Nine foot tall 'corpse flower' at Royal Botanic Garden reaches peak pungency as it blooms
Its scent has been described as rotting flesh, fish, sweaty gym socks and cheese, but that hasn’t stopped hundreds of visitors making the trip to the Royal Botanic Garden Edinburgh see the word’s most pungent plant.
The Amorphophallus titanum, nicknamed “New Reekie”, bloomed for the third time on Sunday night after reaching an incredible nine feet tall.
It is the largest the plant has been since it was first gifted to RBGE in 2003 and has been growing at a rate of around 15cm per day.
To allow the public to access the plant at “peak pungency”, the greenhouse was open to brave visitors between 7pm and 10pm on Sunday as the plant is at its smelliest when it blooms on the first night.
Tropical botanist Dr Mark Hughes said: “We have about 13,500 species in our collection but today the Titan Arum is getting all of the attention, exactly how it should be. Visitors have been brilliant, they’ve been absolutely fascinated by it even before it opened.
“We were trying to explain the plant to people and they’ve been stood there shaking their heads in disbelief and couldn’t believe that it had grown from the size of a cabbage to nine feet tall in four weeks.
“It’s absolutely amazing, people have loved it, it’s really quite remarkable.”
Native only to the Bukit Barisan range of mountains in West Sumatra, Indonesia, the botanical curiosity housed at RBGE is being used for conservation and educational reasons as well as to fascinate the public.
“We’re hoping to get some fertile seeds to make a mini stinking ‘Titan Army’.
“The pollination is a learning experience so we hope it pays off, we’re also trying to develop a set of genetic markers to understand the diversity that we’ve got and cultivation so we can set up a more informed breeding programme and make sure we understand what’s breeding with what and try and get more successful pollination.”
While the short bloom is at its pongiest on the first night, visitors will be able to catch a whiff of the unpredictable plant throughout this week.
Glasshouse Horticulturist Paulina Maciejewska-Daruk said: “The flower looks the best for about three days, the first day is the best looking then it begins to wither.
“Last time it flowered in 2017 it was a weekend and it was lovely weather and it lasted between seven and eight days, but this time the conditions are not the same so it may not last as long.”

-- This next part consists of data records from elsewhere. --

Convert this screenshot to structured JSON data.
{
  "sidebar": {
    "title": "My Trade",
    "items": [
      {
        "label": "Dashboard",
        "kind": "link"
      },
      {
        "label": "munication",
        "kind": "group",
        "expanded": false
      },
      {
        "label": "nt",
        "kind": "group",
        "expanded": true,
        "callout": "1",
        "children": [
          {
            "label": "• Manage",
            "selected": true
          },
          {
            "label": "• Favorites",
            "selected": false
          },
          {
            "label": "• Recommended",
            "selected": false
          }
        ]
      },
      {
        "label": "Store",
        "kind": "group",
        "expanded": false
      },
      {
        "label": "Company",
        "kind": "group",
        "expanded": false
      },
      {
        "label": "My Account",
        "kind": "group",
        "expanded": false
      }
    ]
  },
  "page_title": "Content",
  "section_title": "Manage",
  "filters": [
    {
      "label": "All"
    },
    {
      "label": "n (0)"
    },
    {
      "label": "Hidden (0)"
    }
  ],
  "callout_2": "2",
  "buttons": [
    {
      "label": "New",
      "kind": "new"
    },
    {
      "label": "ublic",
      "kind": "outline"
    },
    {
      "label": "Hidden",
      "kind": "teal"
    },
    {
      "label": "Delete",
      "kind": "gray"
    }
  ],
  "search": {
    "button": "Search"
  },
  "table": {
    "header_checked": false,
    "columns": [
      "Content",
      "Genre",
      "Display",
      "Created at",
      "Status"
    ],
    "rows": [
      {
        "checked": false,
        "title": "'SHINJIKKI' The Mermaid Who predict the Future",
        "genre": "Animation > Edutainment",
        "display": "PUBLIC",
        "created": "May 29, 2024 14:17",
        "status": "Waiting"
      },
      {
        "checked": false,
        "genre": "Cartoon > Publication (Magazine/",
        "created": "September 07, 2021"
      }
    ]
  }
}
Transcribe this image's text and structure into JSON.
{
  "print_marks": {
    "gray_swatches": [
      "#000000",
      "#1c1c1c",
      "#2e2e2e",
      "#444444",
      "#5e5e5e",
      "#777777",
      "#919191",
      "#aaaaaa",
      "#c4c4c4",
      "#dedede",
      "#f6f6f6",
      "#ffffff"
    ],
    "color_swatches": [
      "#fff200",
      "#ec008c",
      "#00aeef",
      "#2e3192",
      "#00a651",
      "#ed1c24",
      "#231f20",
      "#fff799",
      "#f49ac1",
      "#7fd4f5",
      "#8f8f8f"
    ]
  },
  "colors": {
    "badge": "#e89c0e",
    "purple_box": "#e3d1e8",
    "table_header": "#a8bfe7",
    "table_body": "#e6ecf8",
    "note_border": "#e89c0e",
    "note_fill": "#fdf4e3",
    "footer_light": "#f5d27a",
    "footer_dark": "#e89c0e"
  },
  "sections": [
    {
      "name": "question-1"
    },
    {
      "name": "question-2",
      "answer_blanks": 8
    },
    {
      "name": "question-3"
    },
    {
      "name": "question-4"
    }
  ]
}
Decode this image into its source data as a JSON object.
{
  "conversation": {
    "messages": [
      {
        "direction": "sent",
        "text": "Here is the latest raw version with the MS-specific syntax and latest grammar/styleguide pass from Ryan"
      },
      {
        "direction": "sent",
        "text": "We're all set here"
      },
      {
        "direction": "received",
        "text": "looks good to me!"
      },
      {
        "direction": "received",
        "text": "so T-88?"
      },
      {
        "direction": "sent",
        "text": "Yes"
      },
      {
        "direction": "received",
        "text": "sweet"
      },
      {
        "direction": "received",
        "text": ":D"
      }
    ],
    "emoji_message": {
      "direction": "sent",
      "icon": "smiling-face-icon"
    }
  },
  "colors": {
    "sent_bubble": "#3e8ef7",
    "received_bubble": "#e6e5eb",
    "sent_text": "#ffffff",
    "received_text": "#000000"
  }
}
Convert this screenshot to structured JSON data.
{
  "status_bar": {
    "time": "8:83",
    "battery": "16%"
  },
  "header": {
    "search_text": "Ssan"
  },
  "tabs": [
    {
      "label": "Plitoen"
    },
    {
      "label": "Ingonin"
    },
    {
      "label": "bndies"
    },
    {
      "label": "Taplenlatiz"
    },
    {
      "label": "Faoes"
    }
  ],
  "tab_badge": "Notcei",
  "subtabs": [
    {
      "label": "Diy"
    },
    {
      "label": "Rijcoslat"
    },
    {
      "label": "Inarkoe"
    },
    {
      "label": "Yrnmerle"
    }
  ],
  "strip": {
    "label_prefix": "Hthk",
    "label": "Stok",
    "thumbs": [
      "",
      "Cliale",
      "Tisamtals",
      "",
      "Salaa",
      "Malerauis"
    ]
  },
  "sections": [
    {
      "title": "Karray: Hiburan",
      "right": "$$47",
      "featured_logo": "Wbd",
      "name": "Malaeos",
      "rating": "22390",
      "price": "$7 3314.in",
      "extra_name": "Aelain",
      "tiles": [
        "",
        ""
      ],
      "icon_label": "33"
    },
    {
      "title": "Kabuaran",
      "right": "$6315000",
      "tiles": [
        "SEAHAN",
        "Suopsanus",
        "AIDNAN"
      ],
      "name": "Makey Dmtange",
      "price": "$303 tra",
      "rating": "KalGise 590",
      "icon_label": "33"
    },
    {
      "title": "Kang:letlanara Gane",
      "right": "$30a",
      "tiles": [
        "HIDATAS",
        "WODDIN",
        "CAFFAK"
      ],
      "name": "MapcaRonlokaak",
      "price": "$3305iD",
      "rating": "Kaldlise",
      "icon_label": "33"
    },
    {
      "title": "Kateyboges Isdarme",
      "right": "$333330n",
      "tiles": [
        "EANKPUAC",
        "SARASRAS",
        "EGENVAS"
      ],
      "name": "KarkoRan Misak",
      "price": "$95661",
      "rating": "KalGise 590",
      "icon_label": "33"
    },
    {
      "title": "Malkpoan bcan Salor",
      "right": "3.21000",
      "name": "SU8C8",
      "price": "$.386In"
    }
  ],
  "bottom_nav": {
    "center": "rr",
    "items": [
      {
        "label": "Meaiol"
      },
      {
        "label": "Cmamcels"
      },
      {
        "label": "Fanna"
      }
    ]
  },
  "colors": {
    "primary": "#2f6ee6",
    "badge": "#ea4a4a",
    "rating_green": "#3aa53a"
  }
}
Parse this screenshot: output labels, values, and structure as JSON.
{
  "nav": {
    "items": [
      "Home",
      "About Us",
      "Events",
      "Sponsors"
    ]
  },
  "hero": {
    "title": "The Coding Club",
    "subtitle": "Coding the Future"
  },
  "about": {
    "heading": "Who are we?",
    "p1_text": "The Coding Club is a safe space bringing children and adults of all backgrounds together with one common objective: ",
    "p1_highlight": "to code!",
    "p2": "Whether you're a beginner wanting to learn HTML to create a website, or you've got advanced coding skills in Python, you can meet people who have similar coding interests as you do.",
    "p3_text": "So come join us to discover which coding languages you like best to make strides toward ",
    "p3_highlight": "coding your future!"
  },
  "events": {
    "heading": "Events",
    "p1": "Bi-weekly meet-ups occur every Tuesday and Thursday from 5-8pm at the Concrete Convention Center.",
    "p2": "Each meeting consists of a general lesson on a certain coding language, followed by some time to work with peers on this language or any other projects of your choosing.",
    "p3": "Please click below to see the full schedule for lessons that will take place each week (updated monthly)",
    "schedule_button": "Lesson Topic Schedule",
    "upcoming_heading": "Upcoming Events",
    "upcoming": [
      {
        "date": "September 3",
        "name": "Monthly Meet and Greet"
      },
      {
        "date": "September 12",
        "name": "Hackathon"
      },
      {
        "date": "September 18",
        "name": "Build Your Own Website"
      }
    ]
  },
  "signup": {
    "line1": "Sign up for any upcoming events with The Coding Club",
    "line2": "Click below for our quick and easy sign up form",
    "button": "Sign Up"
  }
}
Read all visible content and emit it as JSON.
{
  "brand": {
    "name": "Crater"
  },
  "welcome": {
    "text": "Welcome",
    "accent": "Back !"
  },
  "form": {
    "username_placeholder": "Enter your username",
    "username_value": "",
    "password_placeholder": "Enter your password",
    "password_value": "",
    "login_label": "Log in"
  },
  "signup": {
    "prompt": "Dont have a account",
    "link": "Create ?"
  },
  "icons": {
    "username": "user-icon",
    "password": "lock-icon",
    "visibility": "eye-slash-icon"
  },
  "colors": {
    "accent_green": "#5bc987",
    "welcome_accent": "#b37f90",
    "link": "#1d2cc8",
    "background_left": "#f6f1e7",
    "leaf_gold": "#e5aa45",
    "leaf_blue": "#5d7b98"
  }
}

“It’s a very rare plant and quite unusual; the physiology, life cycle, it’s amazing it never ceases to amaze you and it always has something up its sleeve!”